- Assigned task: Compute how many lines in the records below contain the string "icon" and give that number without other output.

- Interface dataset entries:
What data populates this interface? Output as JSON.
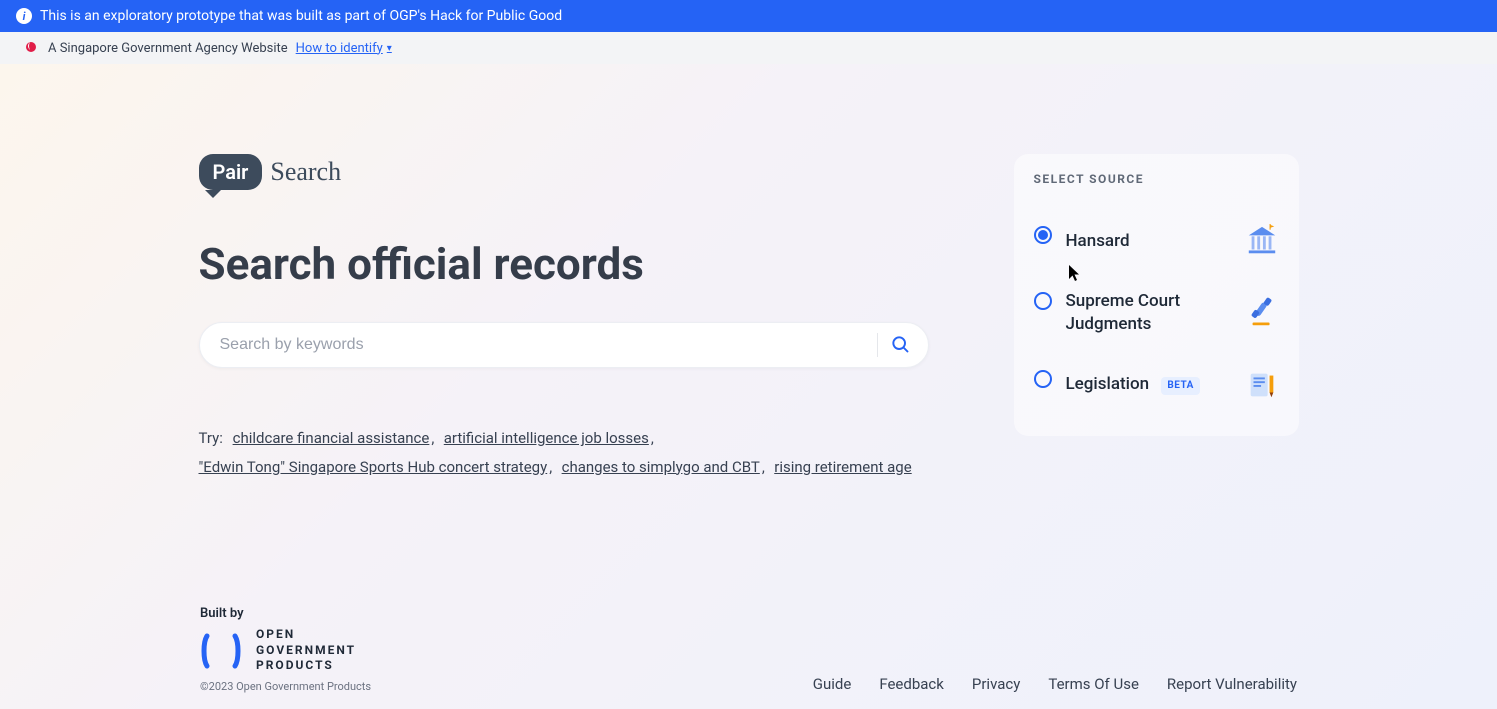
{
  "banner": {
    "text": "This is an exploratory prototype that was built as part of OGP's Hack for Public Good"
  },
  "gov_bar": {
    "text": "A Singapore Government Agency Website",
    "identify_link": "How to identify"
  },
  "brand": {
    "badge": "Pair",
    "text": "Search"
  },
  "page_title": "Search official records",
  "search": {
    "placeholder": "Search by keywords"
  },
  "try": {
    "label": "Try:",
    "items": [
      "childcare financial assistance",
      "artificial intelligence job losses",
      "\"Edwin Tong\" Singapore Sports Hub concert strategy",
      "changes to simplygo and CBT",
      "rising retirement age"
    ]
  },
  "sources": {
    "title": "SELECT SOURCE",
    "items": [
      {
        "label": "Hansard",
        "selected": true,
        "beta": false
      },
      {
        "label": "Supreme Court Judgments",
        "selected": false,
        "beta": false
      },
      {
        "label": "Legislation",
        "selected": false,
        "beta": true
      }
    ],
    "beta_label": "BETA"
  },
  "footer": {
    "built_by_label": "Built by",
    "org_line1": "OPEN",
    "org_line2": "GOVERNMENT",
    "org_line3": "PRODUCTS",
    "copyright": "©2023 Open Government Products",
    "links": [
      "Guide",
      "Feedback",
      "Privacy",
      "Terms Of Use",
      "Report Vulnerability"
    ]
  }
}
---
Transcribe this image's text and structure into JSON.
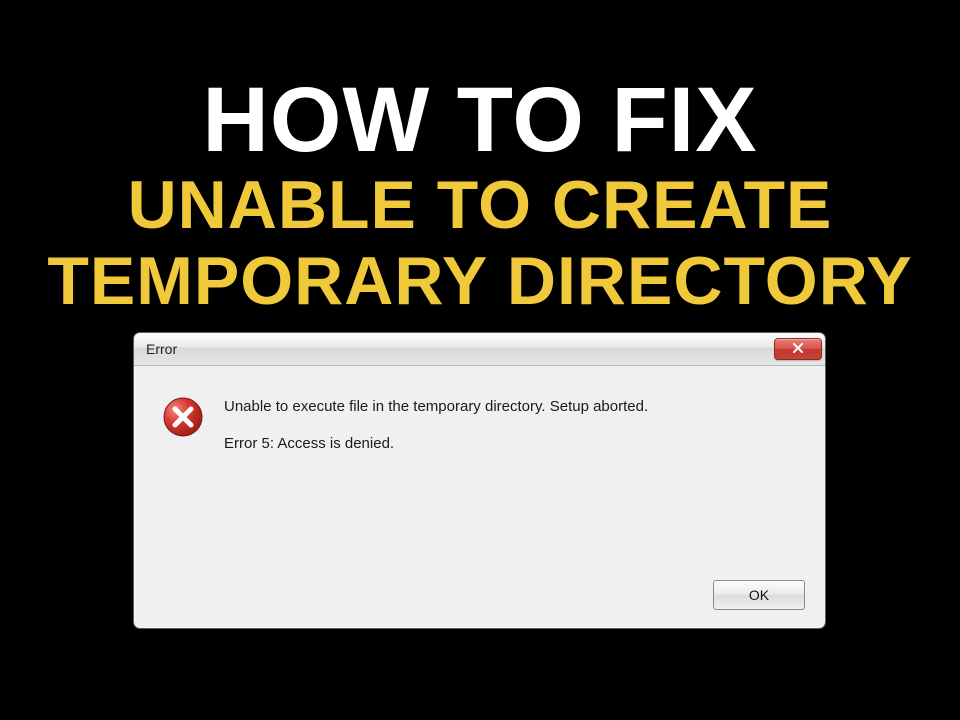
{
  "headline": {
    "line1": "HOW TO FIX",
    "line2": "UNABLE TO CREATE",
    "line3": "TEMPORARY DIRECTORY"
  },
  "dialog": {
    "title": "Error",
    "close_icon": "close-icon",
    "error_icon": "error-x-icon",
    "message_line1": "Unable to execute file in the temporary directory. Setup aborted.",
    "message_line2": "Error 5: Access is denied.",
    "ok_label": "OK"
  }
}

- Answer area: 2